A Russian sage plant is neither a sage nor entirely Russian. Named for 19th-century Russian General V.A. Perovski, this member of the mint family has moved from its Central Asian origins into a wide variety of European and Western residential gardens and other settings. Like its military namesake, Russian sage tolerates hard conditions, blooms modestly but consistently over a long season and contributes a quiet presence to both naturalized and cottage gardens.
Botanically, Russian sage is a member of the mint family. Its botanical name, Petrovski atriplicifolia, refers to the resemblance of its leaves to those of members of the saltbush (Atriplex) family, as well as memorializing a Russian general. Like most mints, Russian sage is partly woody and deciduous, with a pungent odor noticeable in all parts of the plant. Unlike some mints, Russian sage is quite tolerant of alkaline soils and drought.
Petrovskia possesses the evocative quality of other plant names from the 19th century. New specimens, like the flamboyant poinsettia, were named for such discoverers as Joel Poinsett, first U.S. Ambassador to Mexico; the wide variety of plants named for Charles Darwin testify to his adventuresome explorations. It is fair to speculate that petrovskia constituted one of the happier remembrances of the struggles of Britain and Russia over Afghanistan and Pakistan in colonial wars dubbed "the Great Game," occupying much of the 19th and early 20th centuries. Originating in Afghanistan and Pakistan, petrovskia may have provided camel forage along the Silk Road for centuries, traveling westward with curious combatants and explorers.

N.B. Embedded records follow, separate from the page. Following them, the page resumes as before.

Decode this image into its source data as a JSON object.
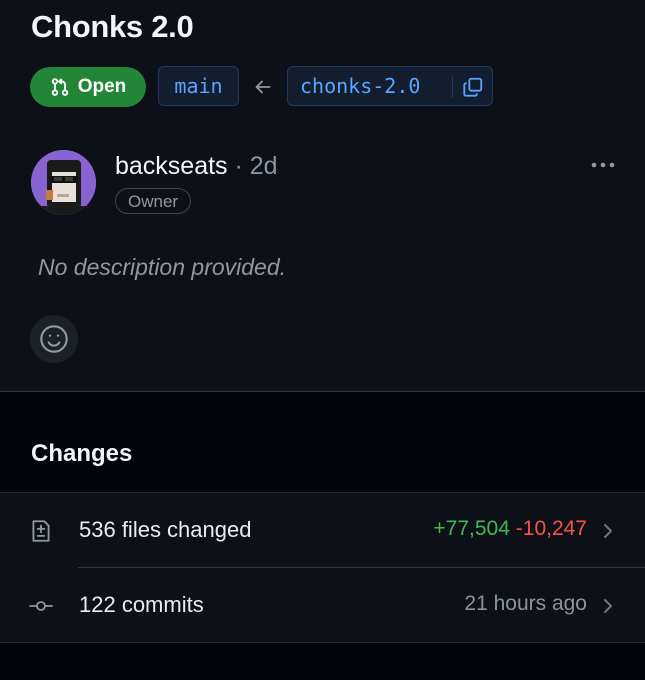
{
  "pull_request": {
    "title": "Chonks 2.0",
    "state_label": "Open",
    "base_branch": "main",
    "head_branch": "chonks-2.0"
  },
  "author": {
    "name": "backseats",
    "separator": " · ",
    "time": "2d",
    "role": "Owner"
  },
  "description": "No description provided.",
  "changes": {
    "heading": "Changes",
    "files": {
      "label": "536 files changed",
      "additions": "+77,504",
      "deletions": "-10,247"
    },
    "commits": {
      "label": "122 commits",
      "time": "21 hours ago"
    }
  },
  "icons": {
    "pr_state": "git-pull-request-icon",
    "arrow": "arrow-left-icon",
    "copy": "copy-icon",
    "more": "kebab-horizontal-icon",
    "reaction": "smiley-icon",
    "files": "file-diff-icon",
    "commits": "git-commit-icon",
    "chevron": "chevron-right-icon"
  },
  "colors": {
    "open_green": "#238636",
    "branch_blue": "#58a6ff",
    "additions": "#3fb950",
    "deletions": "#f85149"
  }
}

Petrovskia currently exists in seven varieties, ranging from one and a half to six feet high. Leaves are serrated, coated with silky hairs and light-to-silvery green in color in all varieties. On some varieties, leaves are small and light enough to be described as ferny or cloud-like. Rows of tubular flowers emerge in mid to late summer on long slender stems, often appearing to float above the plant.
One of the most common uses of petrovskia is as background for summer annuals. This light, frothy blue cloud provides a soft frame for all kinds of strong annual colors. Plant taller varieties as companions to roses and other specimen plants that will benefit from a highlighting background. In general, all varieties of petrovskia tend to be strongly upright, leaning or stretching toward the ground only when in search of additional sunlight. Plants are drought-tolerant but will also tolerate ordinary watering as part of a mixed flower bed.
More Garden Uses
Although this is a Central Asian native, petrovskia performs very well in the xeriscape gardens of high desert areas in the U.S. Consider emphasizing its tolerances for low water and sandy soils, combining it with ornamental grasses and other drought-toleraters. In these settings petrovskia loses its softness but not its charm, contributing strong verticals and purple/blue and silver shades to the color scheme.